Of course , if all you want to do is look at a book that tells you how to make money, there are plenty to choose from – there’s a message in there somewhere…

Nola Cavallaro

TechSavvy: Online Banking


Balancing your finances was previously a paper affair with trips to your local branch a necessity.  Nowadays technology has made banking available 24/7.  With Christmas just gone and the summer sales upon us, there are many retailers out there vying for your hard earned money.  How do you manage it all.  Many still use good old pen and paper to make a list and carry it with them.  But we all have carry our smartphones on us, so why not take advantage of this. Below we’ve listed apps that some of our staff use and apps that we’ve found that we think could be useful.

Chronicle – iOS $4.99 & Mac $14.99 – this is a great app for just keeping track of your bills. It will require some time to first set it up with your regular bills, their details and usual occurrence rates, but they’ll give you reminders for when they’re due and you can look back to track your spend for each month, quarter and year.  It will also sync the details between your iOS device and your Apple iMac computer so you can check on what’s due wherever you happen to be.  It means you’ll never have to worry about missing a bill.

Pocketbook – FREE iOS & Android – Highly recommended app by many different groups including Business Insider, CNET and Choice magazine.  Everything organised into categories for your daily spend, bills and banking transactions, this app will keep you on track for day to day expenses and how you’re tracking toward your savings goals.  It will send you notifications for bills, encouragement on your saving efforts and gives you a ‘safely spend’ amount so you can grab that coffee on the go without worrying it’s eating into your savings or bill money.


Home Budget – Windows, Mac, iOS $4.99, Android $6.49, Amazon $5.99 – this is another whole finance solution.  It has apps for everything and will sync between multiple different devices, so you’ll always be updated, especially if there’s more than one person doing the finances.
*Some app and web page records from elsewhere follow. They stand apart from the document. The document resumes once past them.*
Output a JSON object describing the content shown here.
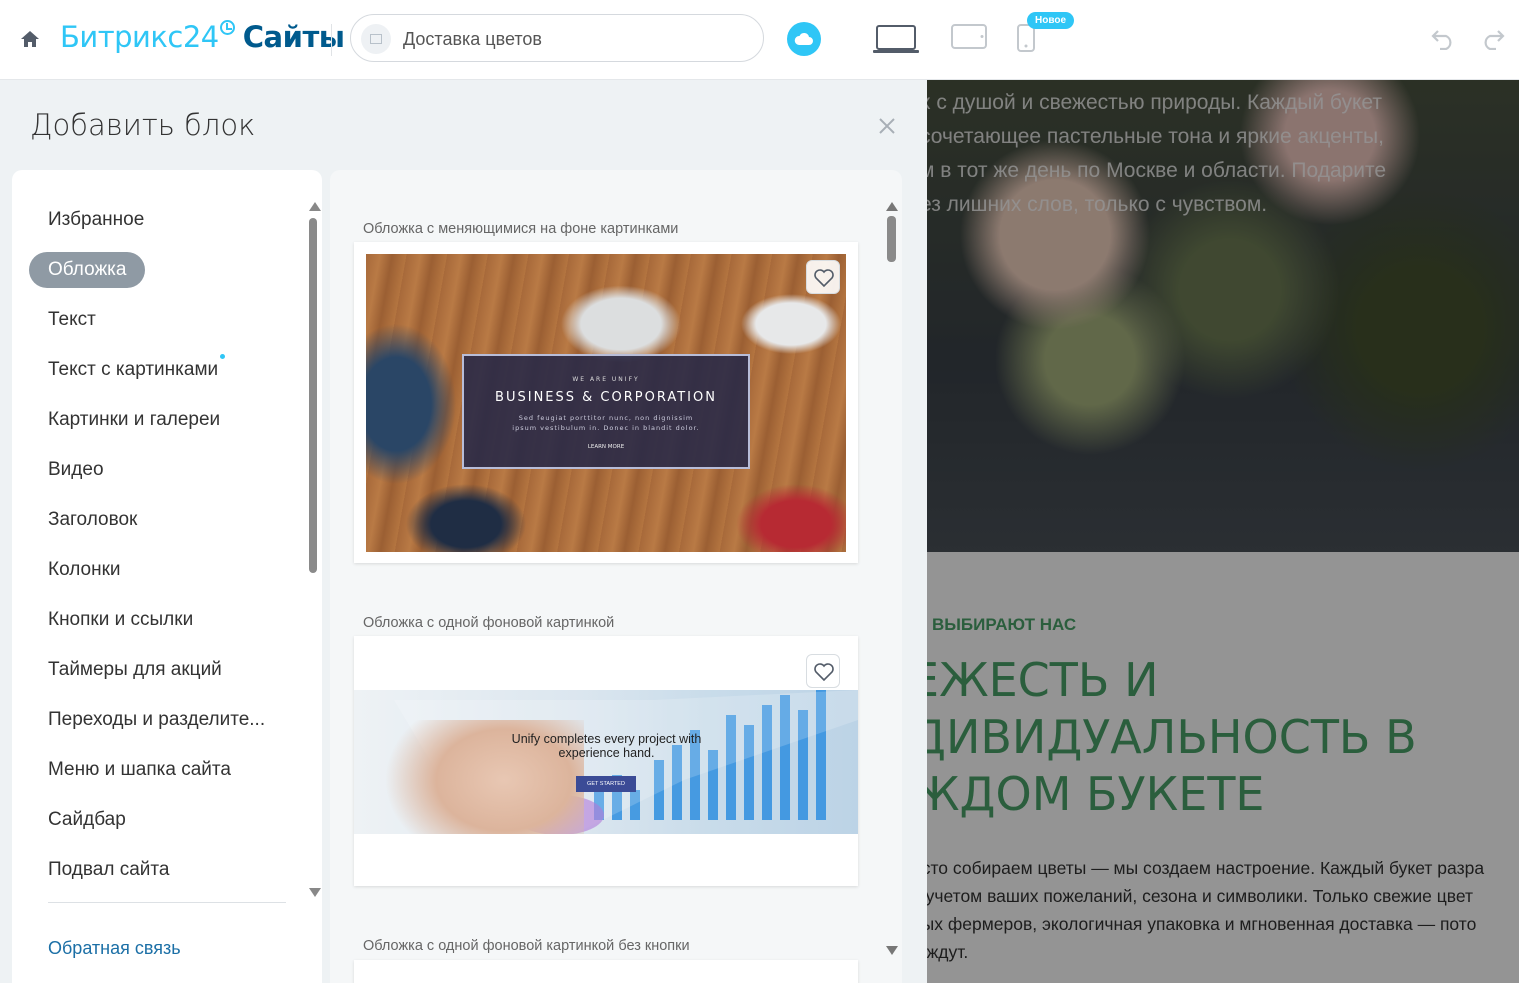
{
  "topbar": {
    "logo_brand": "Битрикс24",
    "logo_product": "Сайты",
    "site_name": "Доставка цветов",
    "badge_new": "Новое"
  },
  "panel": {
    "title": "Добавить блок",
    "categories": [
      {
        "label": "Избранное"
      },
      {
        "label": "Обложка"
      },
      {
        "label": "Текст"
      },
      {
        "label": "Текст с картинками"
      },
      {
        "label": "Картинки и галереи"
      },
      {
        "label": "Видео"
      },
      {
        "label": "Заголовок"
      },
      {
        "label": "Колонки"
      },
      {
        "label": "Кнопки и ссылки"
      },
      {
        "label": "Таймеры для акций"
      },
      {
        "label": "Переходы и разделите..."
      },
      {
        "label": "Меню и шапка сайта"
      },
      {
        "label": "Сайдбар"
      },
      {
        "label": "Подвал сайта"
      }
    ],
    "active_category": "Обложка",
    "feedback_label": "Обратная связь",
    "blocks": [
      {
        "label": "Обложка с меняющимися на фоне картинками",
        "preview_small": "WE ARE UNIFY",
        "preview_title": "BUSINESS & CORPORATION",
        "preview_desc": "Sed feugiat porttitor nunc, non dignissim\nipsum vestibulum in. Donec in blandit dolor.",
        "preview_link": "LEARN MORE"
      },
      {
        "label": "Обложка с одной фоновой картинкой",
        "preview_text": "Unify completes every project with\nexperience hand.",
        "preview_button": "GET STARTED"
      },
      {
        "label": "Обложка с одной фоновой картинкой без кнопки"
      }
    ]
  },
  "preview_page": {
    "hero_text": "х с душой и свежестью природы. Каждый букет\nсочетающее пастельные тона и яркие акценты,\nм в тот же день по Москве и области. Подарите\nез лишних слов, только с чувством.",
    "section_eyebrow": "ВЫБИРАЮТ НАС",
    "section_title": "ЕЖЕСТЬ И\nДИВИДУАЛЬНОСТЬ В\nЖДОМ БУКЕТЕ",
    "section_text": "осто собираем цветы — мы создаем настроение. Каждый букет разра\nс учетом ваших пожеланий, сезона и символики. Только свежие цвет\nных фермеров, экологичная упаковка и мгновенная доставка — пото\nе ждут."
  },
  "colors": {
    "accent": "#2fc6f6",
    "brand_dark": "#005a8d",
    "active_category_bg": "#8f9aa4",
    "section_green": "#4aa36a",
    "link": "#1b6fa6"
  },
  "icons": [
    "home-icon",
    "cloud-icon",
    "desktop-icon",
    "tablet-icon",
    "mobile-icon",
    "undo-icon",
    "redo-icon",
    "close-icon",
    "heart-icon"
  ]
}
Once you’ve added your account information it will update the app details when you make a payment for a bill, grab the shopping or lunch with friends.  Add your bill details and never miss another bill as you’ll always know when they’re due.  If you really want to get your finances in tip top shape, this app will give you the opportunity to create reports to get a better understanding of how you’re tracking toward your savings goals or if you’re paying too much for that electricity bill.

There are many, many more apps to help you control your spending, pay your bills and track your savings goals available to download.  If the above apps are too involved for your liking or you’ve already got a system that works then we’ve listed some of the current (Australian) bank owned apps you can download from your specific app stores.  These apps are designed to give you a quick overview of your account balances, transfer funds between your accounts or externally, pay bills or contact someone from the institution for help with your banking needs.  They are a quick way to keep up to date while you’re on the go.  These apps use strict logins that require set up in conjunction with your banking institution so that your data is kept safe.  Some of the following apps may also make a version of their apps for wearable devices like the Samsung Gear or Apple Watch.


Many banks have now developed their own specific apps for their customers to gain easy access to their accounts on the go.

CommBank – iOS & Android –

ANZ GoMoney – iOS & Android –

NAB –  iOS, Android & Windows Phone Store –

Bendigo Bank – iOS & Android –

You can also try People’s Choice (iOS & Android) and Westpac Mobile Banking  (iOS, Android & Windows Phone Store)

However you maintain your finances I hope we’ve shown you some new, interesting or convenient ways to keep track of your hard earned dollars and maybe you’ve got something you use that you could share with others.

Post Contributor: Melinda Kennedy